How Russia, China, and other governments use coronavirus disinformation to reshape geopolitics
Late in May, an article published by the online journal the Strategic Culture Foundation claimed that a German government official leaked information revealing COVID-19 to be “a global false alarm.” Germany’s measures to control the pandemic were doing more harm than the virus itself, the article claimed. The piece went viral and was retweeted a whopping 15,020 times. But the Strategic Culture Foundation was no independent and trustworthy source of information--not about the coronavirus, or about anything else. Purporting to focus on policy analysis and global affairs, the journal was really a front operation for Russia’s Foreign Intelligence Service, which ran it, and the country’s Ministry of Foreign Affairs.
That COVID-19 is being incorporated into government propaganda efforts like the Strategic Culture Foundation—which published, according to the US State Department, “Western fringe thinkers and conspiracy theorists” for its target audience of Westerners—comes as no surprise. The precursor to the Foreign Intelligence Service, the KGB, ran a global misinformation campaign in the 1980s that accused the United States of developing HIV for use as a “racial weapon,” weakening American diplomacy during the Cold War. Once again, a health crisis is being used as fodder for misinformation that countries like Russia hope will help reshape the geopolitical playing field.

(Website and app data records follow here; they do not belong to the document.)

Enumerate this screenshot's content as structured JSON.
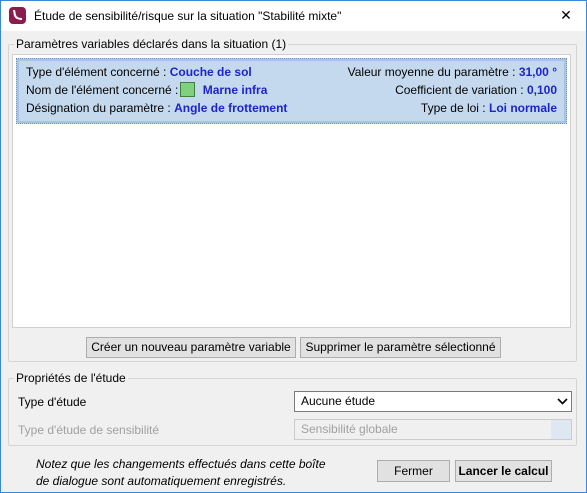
{
  "window": {
    "title": "Étude de sensibilité/risque sur la situation \"Stabilité mixte\"",
    "close_glyph": "✕"
  },
  "parameters_group": {
    "legend": "Paramètres variables déclarés dans la situation (1)",
    "items": [
      {
        "element_type_label": "Type d'élément concerné :",
        "element_type_value": "Couche de sol",
        "element_name_label": "Nom de l'élément concerné :",
        "element_name_value": "Marne infra",
        "element_color": "#7fd07f",
        "designation_label": "Désignation du paramètre :",
        "designation_value": "Angle de frottement",
        "mean_label": "Valeur moyenne du paramètre :",
        "mean_value": "31,00 °",
        "cv_label": "Coefficient de variation :",
        "cv_value": "0,100",
        "law_label": "Type de loi :",
        "law_value": "Loi normale"
      }
    ],
    "create_button": "Créer un nouveau paramètre variable",
    "delete_button": "Supprimer le paramètre sélectionné"
  },
  "study_group": {
    "legend": "Propriétés de l'étude",
    "study_type_label": "Type d'étude",
    "study_type_value": "Aucune étude",
    "sensitivity_label": "Type d'étude de sensibilité",
    "sensitivity_value": "Sensibilité globale"
  },
  "footer": {
    "note_line1": "Notez que les changements effectués dans cette boîte",
    "note_line2": "de dialogue sont automatiquement enregistrés.",
    "close_button": "Fermer",
    "run_button": "Lancer le calcul"
  },
  "colors": {
    "value_text": "#1d24c8",
    "selected_row": "#c5d9ee",
    "window_border": "#3c86d6"
  }
}
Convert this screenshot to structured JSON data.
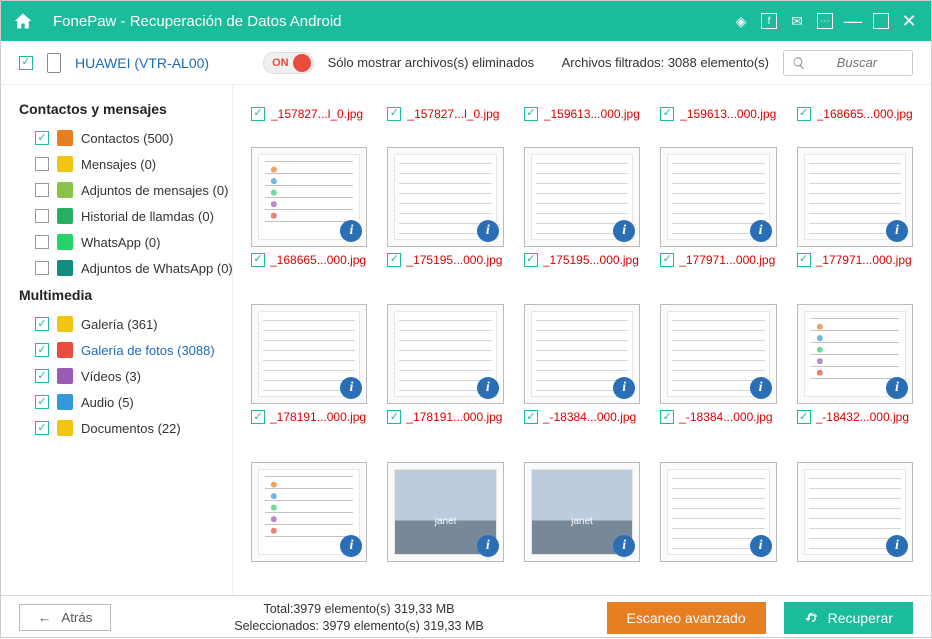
{
  "title": "FonePaw - Recuperación de Datos Android",
  "device": "HUAWEI (VTR-AL00)",
  "toggle": {
    "on": "ON",
    "label": "Sólo mostrar archivos(s) eliminados"
  },
  "filtered": "Archivos filtrados: 3088 elemento(s)",
  "search": {
    "placeholder": "Buscar"
  },
  "sidebar": {
    "cat1": "Contactos y mensajes",
    "cat2": "Multimedia",
    "items1": [
      {
        "label": "Contactos (500)",
        "checked": true,
        "color": "#e67e22"
      },
      {
        "label": "Mensajes (0)",
        "checked": false,
        "color": "#f1c40f"
      },
      {
        "label": "Adjuntos de mensajes (0)",
        "checked": false,
        "color": "#8bc34a"
      },
      {
        "label": "Historial de llamdas (0)",
        "checked": false,
        "color": "#27ae60"
      },
      {
        "label": "WhatsApp (0)",
        "checked": false,
        "color": "#25d366"
      },
      {
        "label": "Adjuntos de WhatsApp (0)",
        "checked": false,
        "color": "#128c7e"
      }
    ],
    "items2": [
      {
        "label": "Galería (361)",
        "checked": true,
        "color": "#f1c40f",
        "sel": false
      },
      {
        "label": "Galería de fotos (3088)",
        "checked": true,
        "color": "#e74c3c",
        "sel": true
      },
      {
        "label": "Vídeos (3)",
        "checked": true,
        "color": "#9b59b6",
        "sel": false
      },
      {
        "label": "Audio (5)",
        "checked": true,
        "color": "#3498db",
        "sel": false
      },
      {
        "label": "Documentos (22)",
        "checked": true,
        "color": "#f1c40f",
        "sel": false
      }
    ]
  },
  "grid": {
    "row0": [
      "_157827...l_0.jpg",
      "_157827...l_0.jpg",
      "_159613...000.jpg",
      "_159613...000.jpg",
      "_168665...000.jpg"
    ],
    "row1": [
      {
        "fn": "_168665...000.jpg",
        "style": "icons"
      },
      {
        "fn": "_175195...000.jpg",
        "style": "list"
      },
      {
        "fn": "_175195...000.jpg",
        "style": "list"
      },
      {
        "fn": "_177971...000.jpg",
        "style": "list"
      },
      {
        "fn": "_177971...000.jpg",
        "style": "list"
      }
    ],
    "row2": [
      {
        "fn": "_178191...000.jpg",
        "style": "list"
      },
      {
        "fn": "_178191...000.jpg",
        "style": "list"
      },
      {
        "fn": "_-18384...000.jpg",
        "style": "list"
      },
      {
        "fn": "_-18384...000.jpg",
        "style": "list"
      },
      {
        "fn": "_-18432...000.jpg",
        "style": "icons"
      }
    ],
    "row3": [
      {
        "fn": "",
        "style": "icons"
      },
      {
        "fn": "",
        "style": "mountains"
      },
      {
        "fn": "",
        "style": "mountains"
      },
      {
        "fn": "",
        "style": "list"
      },
      {
        "fn": "",
        "style": "list"
      }
    ]
  },
  "footer": {
    "back": "Atrás",
    "total": "Total:3979 elemento(s) 319,33 MB",
    "selected": "Seleccionados: 3979 elemento(s) 319,33 MB",
    "scan": "Escaneo avanzado",
    "recover": "Recuperar"
  }
}
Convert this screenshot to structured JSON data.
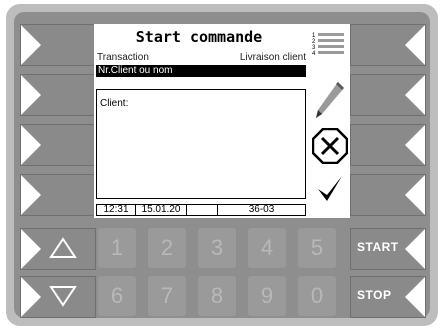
{
  "screen": {
    "title": "Start commande",
    "subtitle_left": "Transaction",
    "subtitle_right": "Livraison client",
    "highlight_bar": "Nr.Client ou nom",
    "textbox_label": "Client:",
    "status": {
      "time": "12:31",
      "date": "15.01.20",
      "empty": "",
      "code": "36-03"
    }
  },
  "icons": {
    "list": "numbered-list-icon",
    "pencil": "pencil-icon",
    "cancel": "cancel-icon",
    "confirm": "checkmark-icon"
  },
  "keypad": {
    "row1": [
      "1",
      "2",
      "3",
      "4",
      "5"
    ],
    "row2": [
      "6",
      "7",
      "8",
      "9",
      "0"
    ]
  },
  "right_buttons": {
    "start": "START",
    "stop": "STOP"
  },
  "colors": {
    "frame": "#8e8e8e",
    "bezel": "#bdbdbd",
    "button": "#8a8a8a",
    "screen_bg": "#ffffff"
  }
}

As part of a Princeton University project on COVID-19 misinformation narratives, we’ve been cataloging the various false storylines that have been circulating online since the beginning of the pandemic. Our data is full of stories that we think of as short-term narratives, or those that are relevant to an upcoming event in the next two to three months. As covered in a previous piece, these fake storylines often boost or denigrate one politician or political faction. Another set of political misinformation has a separate aim: to set conditions for arguments to be made in the long-term, over the next few years.